* _Action item_
Keep each entry exactly as written when you repeat it, and skip the images.

======== Data to use

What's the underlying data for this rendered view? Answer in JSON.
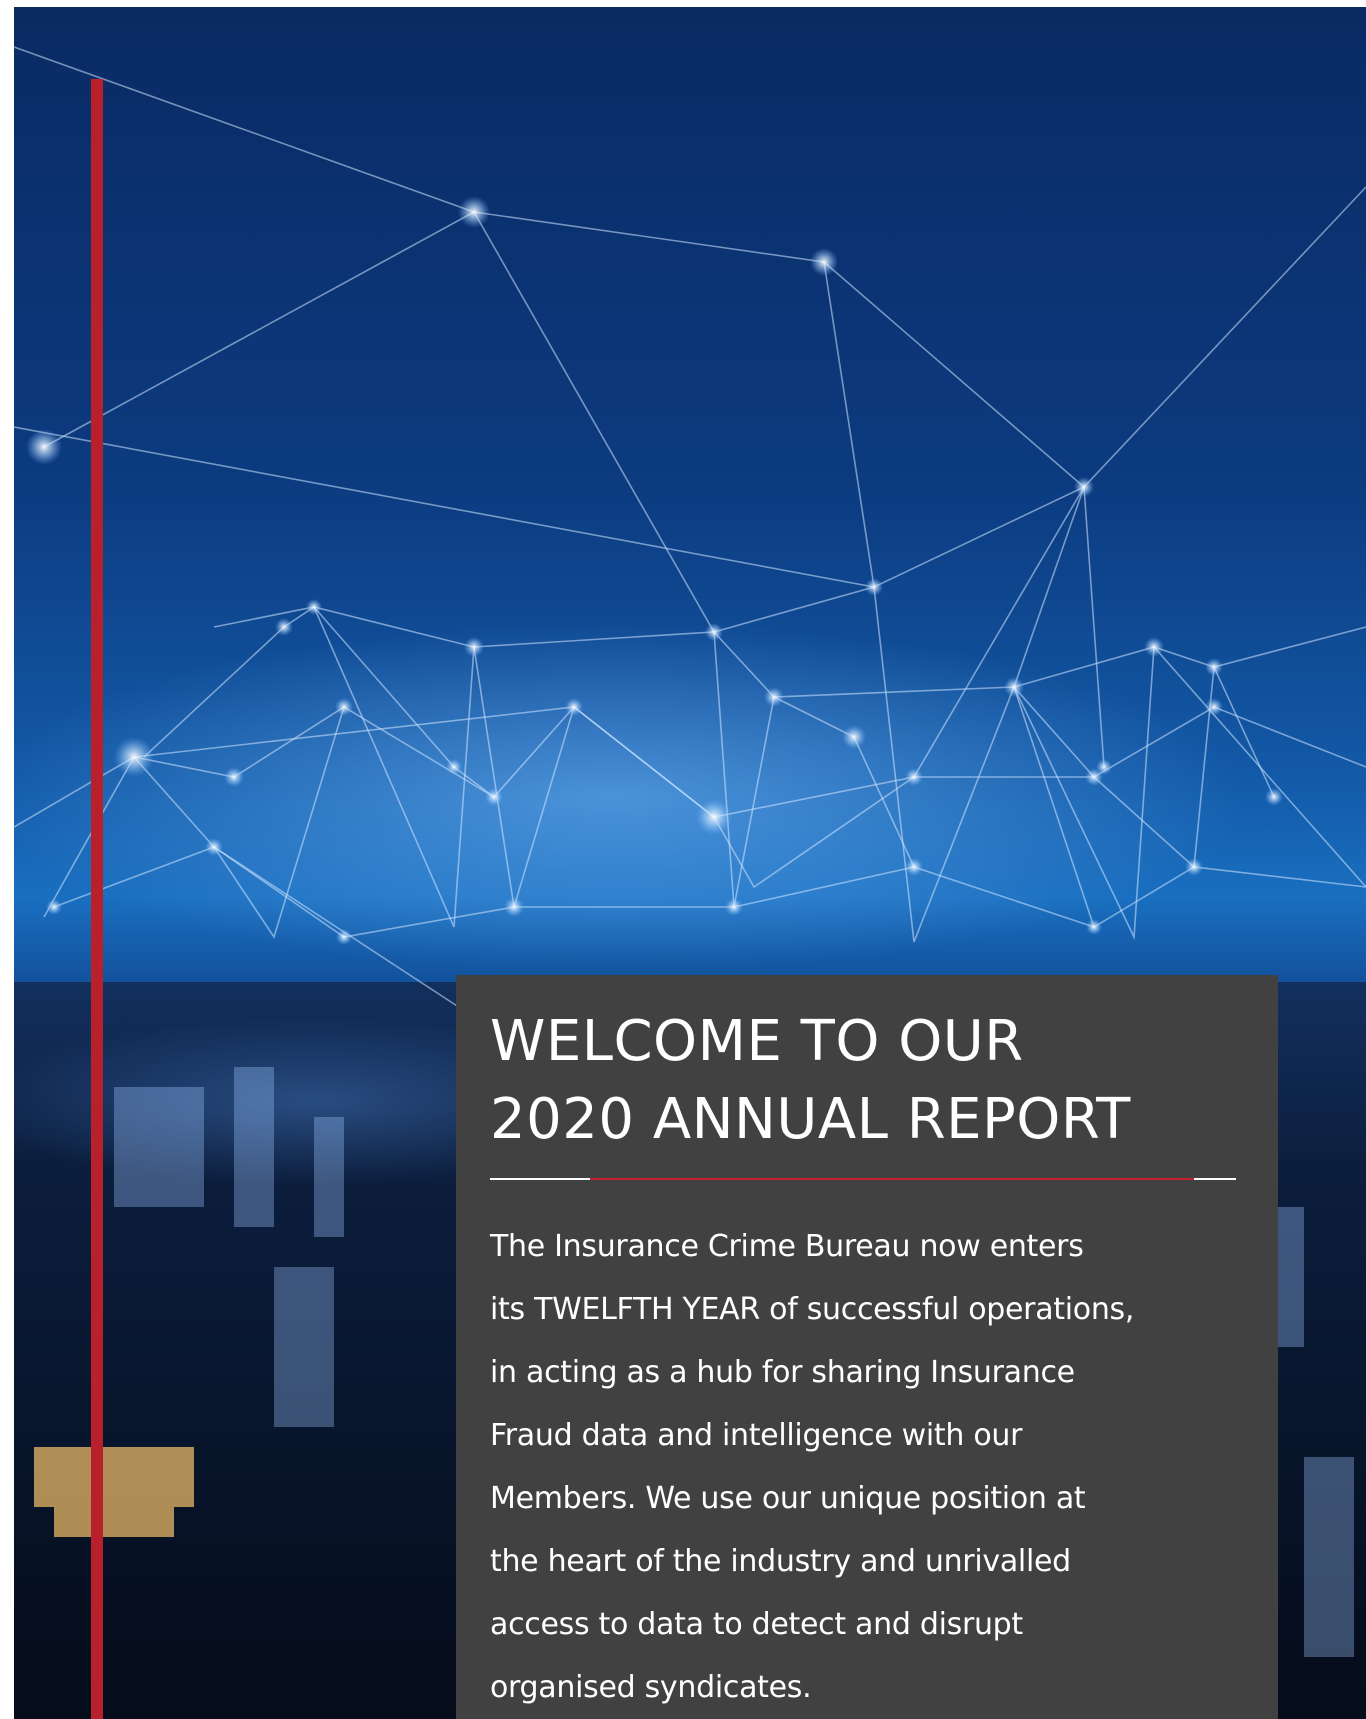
{
  "cover": {
    "title_lines": [
      "WELCOME TO OUR",
      "2020 ANNUAL REPORT"
    ],
    "intro_lines": [
      "The Insurance Crime Bureau now enters",
      "its TWELFTH YEAR of successful operations,",
      "in acting as a hub for sharing Insurance",
      "Fraud data and intelligence with our",
      "Members. We use our unique position at",
      "the heart of the industry and unrivalled",
      "access to data to detect and disrupt",
      "organised syndicates."
    ]
  },
  "colors": {
    "accent_red": "#b8212c",
    "panel_gray": "#424142",
    "text": "#ffffff",
    "sky_blue": "#135aa8"
  }
}
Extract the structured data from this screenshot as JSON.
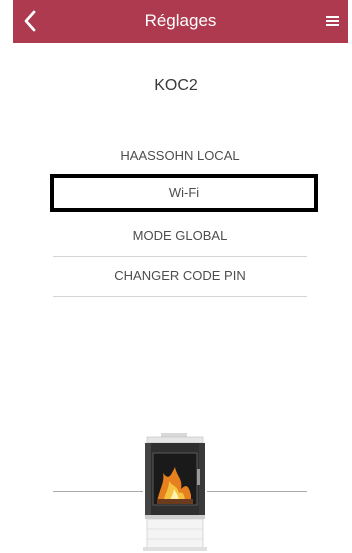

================

* _Final answer_
What's the underlying data for this rendered view? Answer in JSON.
{
  "cover": {
    "title_lines": [
      "WELCOME TO OUR",
      "2020 ANNUAL REPORT"
    ],
    "intro_lines": [
      "The Insurance Crime Bureau now enters",
      "its TWELFTH YEAR of successful operations,",
      "in acting as a hub for sharing Insurance",
      "Fraud data and intelligence with our",
      "Members. We use our unique position at",
      "the heart of the industry and unrivalled",
      "access to data to detect and disrupt",
      "organised syndicates."
    ]
  },
  "colors": {
    "accent_red": "#b8212c",
    "panel_gray": "#424142",
    "text": "#ffffff",
    "sky_blue": "#135aa8"
  }
}
Extract the structured data from this screenshot as JSON.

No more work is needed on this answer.